## WHAT YOU WILL DO
Each line below with the string "title" should be copied.

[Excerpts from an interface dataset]
==================================================

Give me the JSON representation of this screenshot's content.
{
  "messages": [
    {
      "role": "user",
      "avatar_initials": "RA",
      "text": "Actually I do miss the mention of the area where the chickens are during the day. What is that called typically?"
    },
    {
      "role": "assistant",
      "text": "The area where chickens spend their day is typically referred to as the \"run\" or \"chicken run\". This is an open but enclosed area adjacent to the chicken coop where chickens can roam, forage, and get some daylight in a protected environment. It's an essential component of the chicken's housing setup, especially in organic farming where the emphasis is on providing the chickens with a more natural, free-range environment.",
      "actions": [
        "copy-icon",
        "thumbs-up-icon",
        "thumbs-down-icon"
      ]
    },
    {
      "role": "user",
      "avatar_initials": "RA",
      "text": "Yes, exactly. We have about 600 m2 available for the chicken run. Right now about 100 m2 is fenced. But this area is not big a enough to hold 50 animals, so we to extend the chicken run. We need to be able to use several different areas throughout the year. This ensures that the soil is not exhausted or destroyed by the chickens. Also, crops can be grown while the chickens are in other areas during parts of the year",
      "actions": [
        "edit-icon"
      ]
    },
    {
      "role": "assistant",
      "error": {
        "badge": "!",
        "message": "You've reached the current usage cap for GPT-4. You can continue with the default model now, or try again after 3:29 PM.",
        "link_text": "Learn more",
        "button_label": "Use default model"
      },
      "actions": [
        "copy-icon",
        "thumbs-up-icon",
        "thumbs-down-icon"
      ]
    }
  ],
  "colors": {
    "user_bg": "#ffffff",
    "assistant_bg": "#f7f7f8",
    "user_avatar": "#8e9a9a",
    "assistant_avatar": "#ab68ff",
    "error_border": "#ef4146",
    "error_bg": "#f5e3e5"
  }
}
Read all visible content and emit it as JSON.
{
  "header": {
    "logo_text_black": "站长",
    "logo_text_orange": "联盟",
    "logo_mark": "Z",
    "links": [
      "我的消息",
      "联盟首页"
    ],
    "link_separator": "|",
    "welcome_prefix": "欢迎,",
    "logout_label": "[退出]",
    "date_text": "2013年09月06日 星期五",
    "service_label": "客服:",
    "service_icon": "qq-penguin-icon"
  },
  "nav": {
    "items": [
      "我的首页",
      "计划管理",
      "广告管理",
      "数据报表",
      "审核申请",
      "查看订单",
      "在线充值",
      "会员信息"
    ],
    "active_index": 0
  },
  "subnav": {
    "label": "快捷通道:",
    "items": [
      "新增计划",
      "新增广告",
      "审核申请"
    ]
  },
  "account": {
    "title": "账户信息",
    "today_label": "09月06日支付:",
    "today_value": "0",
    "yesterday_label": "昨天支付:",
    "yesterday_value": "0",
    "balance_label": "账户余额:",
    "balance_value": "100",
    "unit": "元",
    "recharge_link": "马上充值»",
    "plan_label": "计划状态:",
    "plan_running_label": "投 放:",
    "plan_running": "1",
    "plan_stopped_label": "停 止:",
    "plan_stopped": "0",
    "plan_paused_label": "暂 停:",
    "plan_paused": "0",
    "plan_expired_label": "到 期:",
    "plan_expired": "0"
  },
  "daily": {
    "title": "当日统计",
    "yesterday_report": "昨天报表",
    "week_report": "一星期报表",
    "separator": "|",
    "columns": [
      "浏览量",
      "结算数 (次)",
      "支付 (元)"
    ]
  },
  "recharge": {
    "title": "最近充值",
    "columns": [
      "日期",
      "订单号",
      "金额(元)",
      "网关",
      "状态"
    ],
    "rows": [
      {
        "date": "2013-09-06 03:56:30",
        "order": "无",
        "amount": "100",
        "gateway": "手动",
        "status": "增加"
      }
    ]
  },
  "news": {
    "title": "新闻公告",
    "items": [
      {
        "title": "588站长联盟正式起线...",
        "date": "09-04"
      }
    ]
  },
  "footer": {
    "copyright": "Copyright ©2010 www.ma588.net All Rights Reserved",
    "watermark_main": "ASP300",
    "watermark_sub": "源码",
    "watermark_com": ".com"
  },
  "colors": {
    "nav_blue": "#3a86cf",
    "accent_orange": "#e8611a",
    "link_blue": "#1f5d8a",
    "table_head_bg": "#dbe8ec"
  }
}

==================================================

## RESULT OF THE EXERCISE
    "title": "账户信息",
    "title": "当日统计",
    "title": "最近充值",
    "title": "新闻公告",
        "title": "588站长联盟正式起线...",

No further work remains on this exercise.